The textiles and apparel industry is one of the most dynamic; it is also reckoned to be one of the slowest in adapting itself to emerging technologies, especially ones with a digital angle. Subir Ghosh looks at some aspects of digitalisation that is bound to disrupt the fashion way of things.
About a year and a half back, the showcasing of an innovation at the Shanghai Fashion Week took the world by storm. The surprise and awe with which the technology was received both there at the event as well as later in the fashion media was evident in one aspect: that the fashion world had not seen it coming. The tech world, on the other hand, had only been waiting for it to finally happen.

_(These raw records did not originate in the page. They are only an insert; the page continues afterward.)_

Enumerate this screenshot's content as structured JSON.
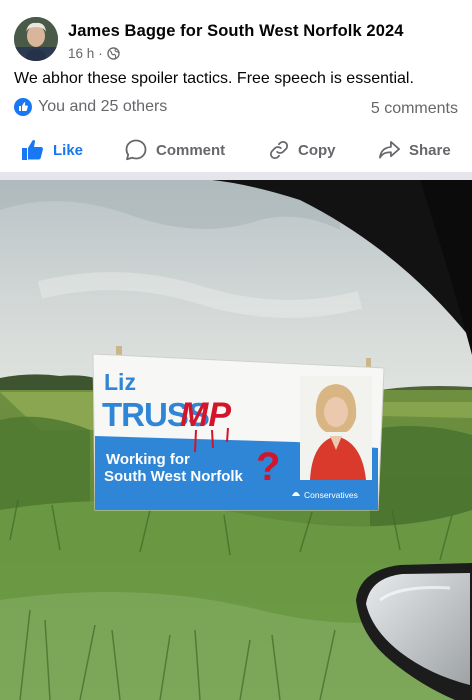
{
  "post": {
    "page_name": "James Bagge for South West Norfolk 2024",
    "time": "16 h",
    "dot": "·",
    "privacy_icon": "globe-icon",
    "text": "We abhor these spoiler tactics. Free speech is essential.",
    "reactions_text": "You and 25 others",
    "comments_text": "5 comments"
  },
  "actions": {
    "like": "Like",
    "comment": "Comment",
    "copy": "Copy",
    "share": "Share"
  },
  "photo": {
    "sign": {
      "line1": "Liz",
      "line2": "TRUSS",
      "graffiti": "MP",
      "graffiti_q": "?",
      "tagline1": "Working for",
      "tagline2": "South West Norfolk",
      "party": "Conservatives"
    }
  },
  "colors": {
    "like_blue": "#1877f2",
    "sign_blue": "#2f86d6",
    "graffiti_red": "#d4142a"
  }
}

Independent label Babyghost was showcasing its 2017 Spring and Summer collection at Shanghai in April 2016, by partnering with Shanghai-based Blockchainas- a-Service (BaaS) company, BitSE, and its VeChain project. Yet it was not the glitzy display that had everyone taken in, but the mere understanding that the world of fashion was changing too fast to keep track of. Some things would change before you know it, and some innovations can knock the wind out of your sails. But that is exactly what happens when the digital world begins to drive fashion-real fast, with the new catchphrase to know being FashTech.
The possibilities of how blockchain is going to-no, not 'may' anymore-change the textiles and apparel industry has since dominated discussions at fashion events. But it is not the only technological development that is being talked about; there's omnichannel, data intelligence, social analytics, product lifecycle management, logistics, printing, and more. Those can all be summed up in one word: digitalisation, or digitisation as some would say.
Increasingly, it is digital technology that is driving the fashion industry, and FashTech is what it is.
Block it at your own peril
The heavily-attended Babyghost-VeChain show at Shanghai told stories: those of the 20 models with the 20 new looks. The audience could scan the chip that was embedded in each clothing and immediately receive an interactive memory of who had originally modelled the garment. The name of the technology was not new; it was blockchain, the same futuristic technology behind the Bitcoin and Ethereum innovations that has kept the financial world on its toes.
Bitcoin Magazine, which tracks developments in its own sector, cut through the jargon, and explained: "The result of this union (between the two setups in question) is called FashTech, where a clothing collection can be verified on the blockchain through near field communications (NFC)-which allows devices to communicate with one another when brought into close proximity-or by scanning the QR code on the label. A person's phone communicates with the small VeChain chip embedded inside the clothing or accessory, which then tells its 'story' to the consumer."